Green finance has been exploding in growth for the past decade and it looks like it’s finally at a tipping point. Green finance is a driving force in efforts limiting climate change. Data has shown Investing is growing towards environmental saving plans.
31 trillion has been invested so that they can find companies scoring poorly on a social or governing (ESG) concern. Which then allows them to be eligible for funding or bonds. From 2018 to the same time in 2019 the green bonds sold were up 44%. Just mentioning these specific numbers even makes the $750 billion just a tiny slice of the pie.
There’s also a shortage of projects due to the bonds being restrictive and can’t be used for any other use besides for green purposes. A lot of work is going into creating a separate asset class for bonds. Doing this will greatly help low-budget establishments move into a greener way of conducting business. The Italian firm Enel SpA, has offered investors alternative innovation sustainability linked bonds that would increase in cost if the company misses a renewable-energy target. positive-incentive loans also known as sustainability-linked loans has done this kind of thing before. BloombergNEF did report that interest rates could slide up and down depending on performance at the time. the bigger impact may be in hoping this will get companies to want to make their places on the top of the chart to have bragging rights.
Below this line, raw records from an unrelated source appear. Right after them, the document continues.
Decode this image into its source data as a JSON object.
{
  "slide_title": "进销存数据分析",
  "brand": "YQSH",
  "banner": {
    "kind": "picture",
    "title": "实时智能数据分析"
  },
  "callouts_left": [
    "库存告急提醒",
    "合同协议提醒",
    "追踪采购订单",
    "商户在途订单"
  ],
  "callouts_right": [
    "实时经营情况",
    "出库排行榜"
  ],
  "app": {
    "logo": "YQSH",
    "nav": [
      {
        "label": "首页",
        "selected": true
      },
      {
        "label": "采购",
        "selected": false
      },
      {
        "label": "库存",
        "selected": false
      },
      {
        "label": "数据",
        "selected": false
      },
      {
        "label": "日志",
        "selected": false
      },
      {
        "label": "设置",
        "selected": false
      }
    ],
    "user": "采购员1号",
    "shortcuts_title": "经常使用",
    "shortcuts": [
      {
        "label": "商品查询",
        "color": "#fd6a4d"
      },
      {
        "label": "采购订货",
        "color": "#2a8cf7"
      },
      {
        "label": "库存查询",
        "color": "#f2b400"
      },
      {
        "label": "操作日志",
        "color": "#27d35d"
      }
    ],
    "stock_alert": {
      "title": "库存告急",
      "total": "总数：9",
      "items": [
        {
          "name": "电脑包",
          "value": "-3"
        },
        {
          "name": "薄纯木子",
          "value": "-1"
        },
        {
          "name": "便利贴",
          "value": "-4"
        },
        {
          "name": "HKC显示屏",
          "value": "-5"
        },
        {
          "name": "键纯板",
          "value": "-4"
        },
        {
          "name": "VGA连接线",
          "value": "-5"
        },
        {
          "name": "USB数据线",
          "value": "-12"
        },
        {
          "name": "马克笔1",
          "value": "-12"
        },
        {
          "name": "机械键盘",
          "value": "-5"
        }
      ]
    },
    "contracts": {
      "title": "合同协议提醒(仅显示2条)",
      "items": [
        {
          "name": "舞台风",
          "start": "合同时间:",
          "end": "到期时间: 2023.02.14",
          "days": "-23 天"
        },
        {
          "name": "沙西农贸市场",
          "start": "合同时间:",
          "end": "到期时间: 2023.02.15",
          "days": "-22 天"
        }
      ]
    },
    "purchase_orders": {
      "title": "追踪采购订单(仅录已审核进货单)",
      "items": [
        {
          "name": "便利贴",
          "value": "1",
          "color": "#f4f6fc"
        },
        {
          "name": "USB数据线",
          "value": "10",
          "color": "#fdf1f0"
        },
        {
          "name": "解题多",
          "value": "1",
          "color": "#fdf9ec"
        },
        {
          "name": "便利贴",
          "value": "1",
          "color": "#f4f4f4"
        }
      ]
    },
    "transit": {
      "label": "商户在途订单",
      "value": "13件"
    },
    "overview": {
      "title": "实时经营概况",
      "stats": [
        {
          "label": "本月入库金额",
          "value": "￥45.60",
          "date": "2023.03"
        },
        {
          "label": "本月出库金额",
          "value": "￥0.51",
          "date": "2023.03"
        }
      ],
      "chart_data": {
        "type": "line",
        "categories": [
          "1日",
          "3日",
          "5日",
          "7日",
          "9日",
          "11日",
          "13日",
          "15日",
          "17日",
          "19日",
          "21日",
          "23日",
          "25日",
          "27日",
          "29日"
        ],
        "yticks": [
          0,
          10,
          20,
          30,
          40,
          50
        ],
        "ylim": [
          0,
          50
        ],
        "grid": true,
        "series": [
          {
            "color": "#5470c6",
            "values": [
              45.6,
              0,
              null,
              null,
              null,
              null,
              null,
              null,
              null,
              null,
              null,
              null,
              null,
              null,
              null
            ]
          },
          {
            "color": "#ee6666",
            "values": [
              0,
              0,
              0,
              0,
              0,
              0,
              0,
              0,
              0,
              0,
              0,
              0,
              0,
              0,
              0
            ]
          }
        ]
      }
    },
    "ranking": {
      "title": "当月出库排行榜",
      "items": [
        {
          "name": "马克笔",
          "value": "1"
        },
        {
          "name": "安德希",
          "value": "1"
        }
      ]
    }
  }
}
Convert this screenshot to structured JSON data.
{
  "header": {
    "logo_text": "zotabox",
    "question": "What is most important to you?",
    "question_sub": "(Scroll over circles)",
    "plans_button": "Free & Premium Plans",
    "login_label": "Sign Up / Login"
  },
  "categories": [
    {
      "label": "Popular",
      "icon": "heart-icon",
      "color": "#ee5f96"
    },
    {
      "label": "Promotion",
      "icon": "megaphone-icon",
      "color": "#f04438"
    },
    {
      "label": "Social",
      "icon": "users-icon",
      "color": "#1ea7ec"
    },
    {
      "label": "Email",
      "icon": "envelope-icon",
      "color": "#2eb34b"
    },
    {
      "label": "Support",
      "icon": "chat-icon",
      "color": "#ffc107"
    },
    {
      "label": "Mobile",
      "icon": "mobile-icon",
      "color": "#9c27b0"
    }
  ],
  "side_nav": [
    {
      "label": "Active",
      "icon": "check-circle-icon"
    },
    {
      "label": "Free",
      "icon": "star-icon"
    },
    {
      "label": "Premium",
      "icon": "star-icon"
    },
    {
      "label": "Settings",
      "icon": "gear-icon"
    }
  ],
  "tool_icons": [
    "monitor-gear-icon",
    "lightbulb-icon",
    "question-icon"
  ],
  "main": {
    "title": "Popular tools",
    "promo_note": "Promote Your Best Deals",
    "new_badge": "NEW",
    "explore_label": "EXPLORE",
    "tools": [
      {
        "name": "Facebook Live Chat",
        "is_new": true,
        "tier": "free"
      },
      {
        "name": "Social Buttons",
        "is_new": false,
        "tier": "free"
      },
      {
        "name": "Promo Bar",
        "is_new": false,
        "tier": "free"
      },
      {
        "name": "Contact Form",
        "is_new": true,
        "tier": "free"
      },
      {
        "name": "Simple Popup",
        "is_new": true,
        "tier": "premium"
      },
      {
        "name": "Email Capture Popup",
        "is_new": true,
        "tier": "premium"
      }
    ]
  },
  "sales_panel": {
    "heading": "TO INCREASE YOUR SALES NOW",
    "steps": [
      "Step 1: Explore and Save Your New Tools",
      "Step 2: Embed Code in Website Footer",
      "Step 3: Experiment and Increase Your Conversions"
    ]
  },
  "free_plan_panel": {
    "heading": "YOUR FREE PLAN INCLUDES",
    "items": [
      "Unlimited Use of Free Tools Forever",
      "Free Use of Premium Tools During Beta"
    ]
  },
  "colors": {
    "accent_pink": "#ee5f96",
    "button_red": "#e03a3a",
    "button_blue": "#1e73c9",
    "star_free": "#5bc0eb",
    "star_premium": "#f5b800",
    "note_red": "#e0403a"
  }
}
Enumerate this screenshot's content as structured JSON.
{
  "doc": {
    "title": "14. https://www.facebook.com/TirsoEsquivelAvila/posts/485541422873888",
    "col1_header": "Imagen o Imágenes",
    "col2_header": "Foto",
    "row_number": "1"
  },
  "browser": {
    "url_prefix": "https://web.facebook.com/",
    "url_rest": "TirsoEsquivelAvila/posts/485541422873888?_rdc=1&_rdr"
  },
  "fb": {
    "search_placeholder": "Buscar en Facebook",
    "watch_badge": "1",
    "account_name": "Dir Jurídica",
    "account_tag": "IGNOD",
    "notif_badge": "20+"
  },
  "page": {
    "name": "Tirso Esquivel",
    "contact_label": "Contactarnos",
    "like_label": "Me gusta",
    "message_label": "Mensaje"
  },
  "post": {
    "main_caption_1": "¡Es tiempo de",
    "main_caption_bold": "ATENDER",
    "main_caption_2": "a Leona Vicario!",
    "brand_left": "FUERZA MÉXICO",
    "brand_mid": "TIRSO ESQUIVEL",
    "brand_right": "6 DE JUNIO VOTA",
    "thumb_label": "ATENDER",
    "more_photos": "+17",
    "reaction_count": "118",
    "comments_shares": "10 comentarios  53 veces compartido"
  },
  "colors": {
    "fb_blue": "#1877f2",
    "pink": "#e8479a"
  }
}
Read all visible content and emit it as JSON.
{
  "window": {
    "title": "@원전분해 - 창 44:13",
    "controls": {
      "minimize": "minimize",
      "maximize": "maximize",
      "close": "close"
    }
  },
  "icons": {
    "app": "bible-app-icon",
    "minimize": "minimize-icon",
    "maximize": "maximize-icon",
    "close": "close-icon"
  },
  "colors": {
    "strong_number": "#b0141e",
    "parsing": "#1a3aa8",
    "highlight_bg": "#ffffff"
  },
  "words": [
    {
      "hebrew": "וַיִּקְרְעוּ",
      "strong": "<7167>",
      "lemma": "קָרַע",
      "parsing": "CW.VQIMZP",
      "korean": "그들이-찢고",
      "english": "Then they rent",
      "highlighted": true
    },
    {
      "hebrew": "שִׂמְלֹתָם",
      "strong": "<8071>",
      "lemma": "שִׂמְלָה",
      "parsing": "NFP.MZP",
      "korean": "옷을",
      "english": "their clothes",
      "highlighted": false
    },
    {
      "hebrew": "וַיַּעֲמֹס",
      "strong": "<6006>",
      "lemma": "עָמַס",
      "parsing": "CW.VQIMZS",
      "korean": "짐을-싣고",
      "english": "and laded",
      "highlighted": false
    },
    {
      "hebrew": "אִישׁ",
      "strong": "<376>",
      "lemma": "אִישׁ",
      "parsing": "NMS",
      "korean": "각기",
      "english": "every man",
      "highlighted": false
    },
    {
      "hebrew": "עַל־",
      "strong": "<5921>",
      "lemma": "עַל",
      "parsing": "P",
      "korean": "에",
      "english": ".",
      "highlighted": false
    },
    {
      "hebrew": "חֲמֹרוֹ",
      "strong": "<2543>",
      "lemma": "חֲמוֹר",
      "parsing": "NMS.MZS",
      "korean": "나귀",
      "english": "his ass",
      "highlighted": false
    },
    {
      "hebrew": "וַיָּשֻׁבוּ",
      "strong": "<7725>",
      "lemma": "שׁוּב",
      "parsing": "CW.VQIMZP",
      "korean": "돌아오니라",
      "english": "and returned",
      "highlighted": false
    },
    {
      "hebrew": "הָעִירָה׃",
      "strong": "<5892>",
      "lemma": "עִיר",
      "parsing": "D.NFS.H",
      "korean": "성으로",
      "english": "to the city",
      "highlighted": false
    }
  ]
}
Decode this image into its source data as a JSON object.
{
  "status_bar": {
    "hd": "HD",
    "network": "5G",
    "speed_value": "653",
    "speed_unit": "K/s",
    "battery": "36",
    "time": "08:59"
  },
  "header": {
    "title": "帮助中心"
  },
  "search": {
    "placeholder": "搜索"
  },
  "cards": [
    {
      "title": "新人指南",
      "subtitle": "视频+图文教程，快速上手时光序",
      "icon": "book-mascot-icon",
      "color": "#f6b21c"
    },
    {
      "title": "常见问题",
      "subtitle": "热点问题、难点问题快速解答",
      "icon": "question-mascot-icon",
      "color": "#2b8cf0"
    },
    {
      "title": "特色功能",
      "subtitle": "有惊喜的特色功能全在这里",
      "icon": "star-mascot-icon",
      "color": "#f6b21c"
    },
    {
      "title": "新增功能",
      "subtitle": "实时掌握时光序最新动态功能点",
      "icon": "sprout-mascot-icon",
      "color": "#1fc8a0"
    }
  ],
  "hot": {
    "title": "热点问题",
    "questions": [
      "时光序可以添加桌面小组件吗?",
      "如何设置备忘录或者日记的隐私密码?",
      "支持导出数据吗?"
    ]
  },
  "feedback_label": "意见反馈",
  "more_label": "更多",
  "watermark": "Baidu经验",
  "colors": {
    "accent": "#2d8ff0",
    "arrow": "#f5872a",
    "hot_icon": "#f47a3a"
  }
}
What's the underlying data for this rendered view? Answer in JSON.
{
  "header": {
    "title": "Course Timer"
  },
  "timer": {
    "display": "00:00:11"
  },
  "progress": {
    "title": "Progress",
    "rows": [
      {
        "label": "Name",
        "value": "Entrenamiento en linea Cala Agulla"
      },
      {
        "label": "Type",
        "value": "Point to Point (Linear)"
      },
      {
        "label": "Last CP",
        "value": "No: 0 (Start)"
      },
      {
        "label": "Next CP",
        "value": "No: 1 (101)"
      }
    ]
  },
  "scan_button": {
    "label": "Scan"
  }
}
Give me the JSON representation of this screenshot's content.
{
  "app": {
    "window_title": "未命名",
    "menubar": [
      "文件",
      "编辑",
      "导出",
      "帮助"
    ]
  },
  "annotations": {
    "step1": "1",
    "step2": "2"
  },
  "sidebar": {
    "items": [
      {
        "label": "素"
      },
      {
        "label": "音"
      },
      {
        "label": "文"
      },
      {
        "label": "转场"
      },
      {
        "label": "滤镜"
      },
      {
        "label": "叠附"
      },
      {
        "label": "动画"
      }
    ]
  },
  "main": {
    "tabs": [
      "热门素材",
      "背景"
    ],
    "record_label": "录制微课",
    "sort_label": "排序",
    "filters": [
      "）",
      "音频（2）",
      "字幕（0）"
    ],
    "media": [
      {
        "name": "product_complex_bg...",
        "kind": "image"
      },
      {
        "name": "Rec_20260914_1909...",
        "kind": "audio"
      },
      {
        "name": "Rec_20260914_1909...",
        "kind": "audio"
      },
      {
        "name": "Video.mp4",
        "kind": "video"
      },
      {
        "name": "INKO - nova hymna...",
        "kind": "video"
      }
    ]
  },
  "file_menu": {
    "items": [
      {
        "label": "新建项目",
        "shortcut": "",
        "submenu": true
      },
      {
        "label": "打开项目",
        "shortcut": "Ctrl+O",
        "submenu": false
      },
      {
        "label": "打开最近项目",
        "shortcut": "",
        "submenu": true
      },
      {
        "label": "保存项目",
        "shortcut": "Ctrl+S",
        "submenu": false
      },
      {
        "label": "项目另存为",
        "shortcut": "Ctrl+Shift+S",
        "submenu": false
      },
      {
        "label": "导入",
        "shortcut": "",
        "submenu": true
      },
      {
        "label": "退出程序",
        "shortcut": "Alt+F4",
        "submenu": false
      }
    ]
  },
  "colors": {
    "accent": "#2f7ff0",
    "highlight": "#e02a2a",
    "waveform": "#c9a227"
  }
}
The rise of green loans hasn’t led to a higher cost of funding for companies in the extractive industries, but the idea that investor sentiment or government policies might drive up their funding costs has become a longer-term worry. There aren’t global standards and their inconsistency doesn’t help any to make ESG scoring methods seem like it has itself together. green-bond standard and verification system are in the 2019 proposals which could create a benchmark that could ease the sale of green securities worldwide. China has been a frontrunner due to its own efforts to clean up and take control of their own pollution. Scandinavian and french investors have seem to be the pioneers in this field.